Interface dataset entries

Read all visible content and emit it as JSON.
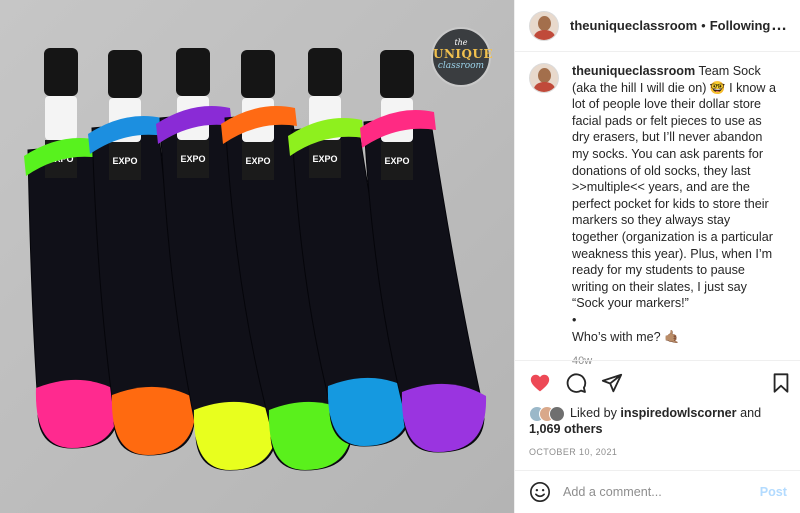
{
  "photo": {
    "brand_badge": {
      "line1": "the",
      "line2": "UNIQUE",
      "line3": "classroom"
    },
    "marker_brand": "EXPO",
    "sock_colors": [
      {
        "cuff": "#58f21e",
        "toe": "#ff2a8f"
      },
      {
        "cuff": "#1c8fe0",
        "toe": "#ff6a10"
      },
      {
        "cuff": "#8a2bd6",
        "toe": "#e8ff1e"
      },
      {
        "cuff": "#ff6a14",
        "toe": "#5af01c"
      },
      {
        "cuff": "#8ef01e",
        "toe": "#1599e0"
      },
      {
        "cuff": "#ff2a83",
        "toe": "#9a34e0"
      }
    ]
  },
  "header": {
    "username": "theuniqueclassroom",
    "separator": "•",
    "follow_status": "Following",
    "more_icon": "…"
  },
  "caption": {
    "username": "theuniqueclassroom",
    "text": " Team Sock\n(aka the hill I will die on) 🤓 I know a\nlot of people love their dollar store\nfacial pads or felt pieces to use as\ndry erasers, but I’ll never abandon\nmy socks. You can ask parents for\ndonations of old socks, they last\n>>multiple<< years, and are the\nperfect pocket for kids to store their\nmarkers so they always stay\ntogether (organization is a particular\nweakness this year). Plus, when I’m\nready for my students to pause\nwriting on their slates, I just say\n“Sock your markers!”\n•\nWho’s with me? 🤙🏽",
    "age": "40w"
  },
  "actions": {
    "like_icon": "heart-filled-icon",
    "comment_icon": "comment-icon",
    "share_icon": "paper-plane-icon",
    "save_icon": "bookmark-icon",
    "like_color": "#ed4956"
  },
  "likes": {
    "prefix": "Liked by ",
    "user": "inspiredowlscorner",
    "and": " and",
    "others": "1,069 others"
  },
  "date": "OCTOBER 10, 2021",
  "comment": {
    "placeholder": "Add a comment...",
    "post_label": "Post"
  }
}
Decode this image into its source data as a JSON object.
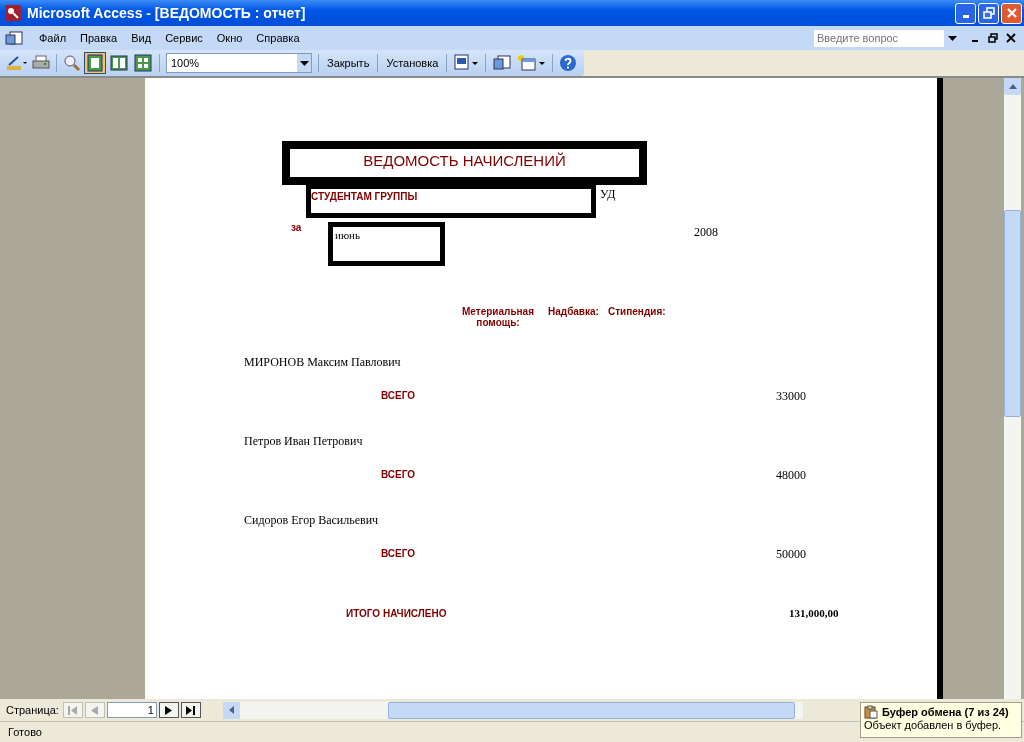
{
  "window": {
    "title": "Microsoft Access - [ВЕДОМОСТЬ : отчет]"
  },
  "menu": [
    "Файл",
    "Правка",
    "Вид",
    "Сервис",
    "Окно",
    "Справка"
  ],
  "question": {
    "placeholder": "Введите вопрос"
  },
  "toolbar": {
    "zoom": "100%",
    "buttons": [
      "Закрыть",
      "Установка"
    ]
  },
  "report": {
    "title": "ВЕДОМОСТЬ НАЧИСЛЕНИЙ",
    "group_label": "СТУДЕНТАМ ГРУППЫ",
    "group": "УД",
    "period_label": "за",
    "month": "июнь",
    "year": "2008",
    "columns": [
      "Метериальная помощь:",
      "Надбавка:",
      "Стипендия:"
    ],
    "students": [
      {
        "name": "МИРОНОВ Максим Павлович",
        "total_label": "ВСЕГО",
        "total": "33000"
      },
      {
        "name": "Петров Иван Петрович",
        "total_label": "ВСЕГО",
        "total": "48000"
      },
      {
        "name": "Сидоров Егор Васильевич",
        "total_label": "ВСЕГО",
        "total": "50000"
      }
    ],
    "grand_total_label": "ИТОГО НАЧИСЛЕНО",
    "grand_total": "131,000,00"
  },
  "navigator": {
    "label": "Страница:",
    "page": "1"
  },
  "status_bar": {
    "text": "Готово"
  },
  "clipboard": {
    "title": "Буфер обмена (7 из 24)",
    "message": "Объект добавлен в буфер."
  }
}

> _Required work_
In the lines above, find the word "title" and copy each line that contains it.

> _Solution_
    "title": "Microsoft Access - [ВЕДОМОСТЬ : отчет]"
    "title": "ВЕДОМОСТЬ НАЧИСЛЕНИЙ",
    "title": "Буфер обмена (7 из 24)",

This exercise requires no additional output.